What is the status of New Jersey housing markets? The bottom line has been more or less the same since June 2020: double-digit price growth prompted by low inventory and depressed interest rates. Have they peaked? That is a tougher call. For sure, the number of home sales has been falling statewide. But it seems likely that home prices will continue to rise. This is because the available stock of both single-family and townhouses for sale has been progressively falling since July 2021 when it reached a pandemic peak. But even that peak was close to a third of numbers ten years prior.
One reason is that homeowners opted to stay in place because a “good buy” became increasingly difficult find. While income per capita in the state rose 5.4%, the median home sales price in the New Jersey rose by close to double that pace (10%) from November 2020 to November 2021. So, on average, the price received for a single-family home in the state drifted upward from about 95% of list price—the rule of thumb from April 2013 through May 2020—to 103% by June 2021 when the buying frenzy peaked. Even the average amount of time that a home was on the market dropped precipitously—from 75 days in January 2020 to less than 30 days by July 2021. Thus, a typical single-family home in New Jersey required a household income that was 125% of the state median for most of the year 2021, substantially less than 150% above the state median household income at which it tended to peak annually since 2012.

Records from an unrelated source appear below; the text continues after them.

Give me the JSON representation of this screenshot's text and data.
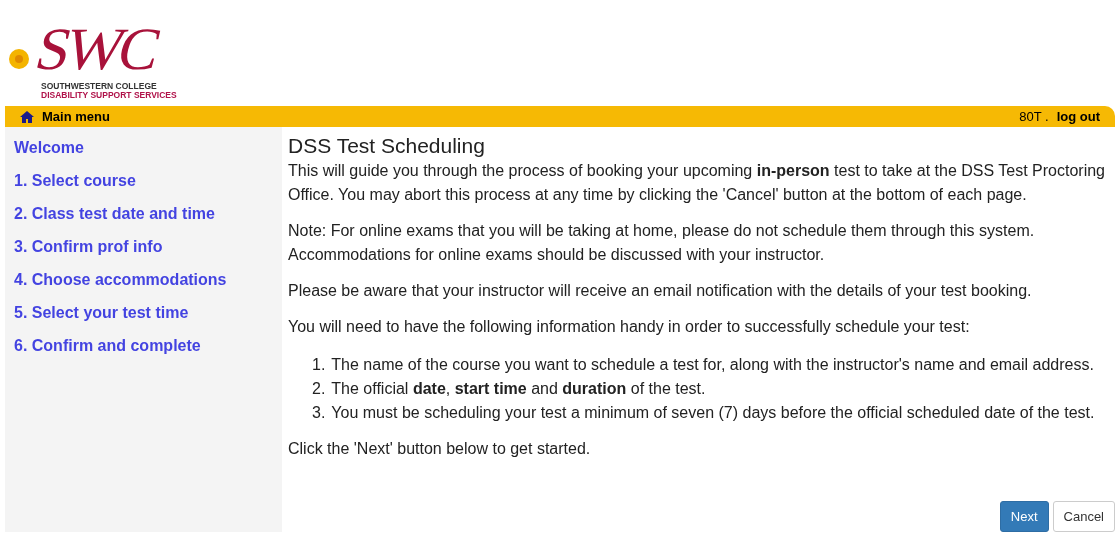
{
  "logo": {
    "mark": "SWC",
    "line_1": "SOUTHWESTERN COLLEGE",
    "line_2": "DISABILITY SUPPORT SERVICES"
  },
  "menu_bar": {
    "main_menu": "Main menu",
    "user": "80T .",
    "logout": "log out"
  },
  "sidebar": {
    "items": [
      {
        "label": "Welcome"
      },
      {
        "label": "1. Select course"
      },
      {
        "label": "2. Class test date and time"
      },
      {
        "label": "3. Confirm prof info"
      },
      {
        "label": "4. Choose accommodations"
      },
      {
        "label": "5. Select your test time"
      },
      {
        "label": "6. Confirm and complete"
      }
    ]
  },
  "content": {
    "title": "DSS Test Scheduling",
    "paragraphs": [
      "This will guide you through the process of booking your upcoming **in-person** test to take at the DSS Test Proctoring Office. You may abort this process at any time by clicking the 'Cancel' button at the bottom of each page.",
      "Note: For online exams that you will be taking at home, please do not schedule them through this system. Accommodations for online exams should be discussed with your instructor.",
      "Please be aware that your instructor will receive an email notification with the details of your test booking.",
      "You will need to have the following information handy in order to successfully schedule your test:"
    ],
    "list": [
      {
        "number": "1.",
        "text": "The name of the course you want to schedule a test for, along with the instructor's name and email address."
      },
      {
        "number": "2.",
        "text": "The official **date**, **start time** and **duration** of the test."
      },
      {
        "number": "3.",
        "text": "You must be scheduling your test a minimum of seven (7) days before the official scheduled date of the test."
      }
    ],
    "closing": "Click the 'Next' button below to get started.",
    "buttons": [
      {
        "label": "Next",
        "kind": "primary"
      },
      {
        "label": "Cancel",
        "kind": "default"
      }
    ]
  }
}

Figure 1: Monthly Sales of Existing Homes in New Jersey:
Average Price and Number of Closings
The dotted line for the number of closed sales in Figure 1 displays the seasonality of the market for existing homes in New Jersey. Note the downstroke in 2020 sales that persists for three months beyond the typical annual March lull. Note further that the rest of 2020 appears to compensate for that pent-up demand with sales of existing homes strong through November 2020 when the market is typically in sharp decline. And while, month over month, the number of sales for 2021 was lower than in 2020, the numbers are not much unlike those that existed pre-pandemic.
Existing home prices, however, started rising in April 2020 and never really tailed off substantially; although they did wane somewhat toward the end of 2021. Indeed, over the first year of the pandemic the average price of existing homes in New Jersey rose more than 20%. Since then, the growth of existing home prices subdued according to New Jersey Association of Realtors, reaching an average near $497,000 in November 2021, just 6.3% higher than that which was recorded twelve months earlier. Zillow, which tracks prices only for the middle tier of homes, suggests they rose 16.4% in the year ending December 2021 when the average price in the state indexed at something close to $432,000, which is very close to the state’s median home sales price of $440,000.

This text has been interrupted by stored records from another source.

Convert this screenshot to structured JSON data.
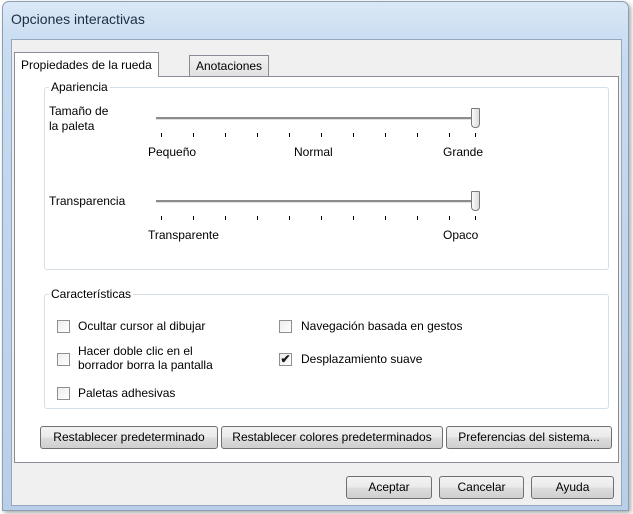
{
  "window": {
    "title": "Opciones interactivas"
  },
  "tabs": [
    {
      "label": "Propiedades de la rueda",
      "selected": true
    },
    {
      "label": "Anotaciones",
      "selected": false
    }
  ],
  "appearance": {
    "legend": "Apariencia",
    "palette_size": {
      "label_line1": "Tamaño de",
      "label_line2": "la paleta",
      "marks": [
        "Pequeño",
        "Normal",
        "Grande"
      ],
      "value_fraction": 1.0
    },
    "transparency": {
      "label": "Transparencia",
      "marks": [
        "Transparente",
        "Opaco"
      ],
      "value_fraction": 1.0
    }
  },
  "features": {
    "legend": "Características",
    "hide_cursor": {
      "label": "Ocultar cursor al dibujar",
      "checked": false
    },
    "double_click": {
      "label_line1": "Hacer doble clic en el",
      "label_line2": "borrador borra la pantalla",
      "checked": false
    },
    "sticky_palettes": {
      "label": "Paletas adhesivas",
      "checked": false
    },
    "gesture_nav": {
      "label": "Navegación basada en gestos",
      "checked": false
    },
    "smooth_scroll": {
      "label": "Desplazamiento suave",
      "checked": true
    }
  },
  "panel_buttons": {
    "reset_default": "Restablecer predeterminado",
    "reset_colors": "Restablecer colores predeterminados",
    "system_prefs": "Preferencias del sistema..."
  },
  "dialog_buttons": {
    "ok": "Aceptar",
    "cancel": "Cancelar",
    "help": "Ayuda"
  },
  "check_glyph": "✔"
}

Figure 2: Quarterly Sales of New Homes in New Jersey: Average Price and Sales Volume
The situation for new home sales in New Jersey is less pronounced, both with regard to a decline of available stock for sale as well as with respect to prices. But it does follow a pattern of less stock and higher prices (see Figure 2). In fact, some of the supply chain issues present elsewhere in the U.S. for new homes appear not to have affected the state’s market. The jump in new home prices mostly occurred over the third quarter of 2020, following release from the most severe constraints of pandemic lockdown in the state. Since then, they have moderated slightly.
Figure 3: Single- and Multi-family Housing Permits Issued in New Jersey, Quarterly
So, what are developers doing to relieve the pressure? The graph in Figure 3 of housing permits issued by New Jersey local governments suggests “not much.” It takes 18 to 24 months for a new unit to be constructed in the best of times, and the potential for new housing units remains close to pre-pandemic levels. That is, the possible additional supply of new housing units is not keeping pace with the loss of salable inventory.
In summary, New Jersey remains a home seller’s market. The supply of available inventory to purchase is declining, the time that homes are listed is much shorter, and buyers are often paying more than listing price. This last point is a phenomenon that has rarely existed statewide, and it has materialized statewide as evidenced in suburban Bergen County in the north as well as relatively rural Cumberland County in the south. It does appear, however, more-modestly priced homes—those priced near the median—are getting the most market attention.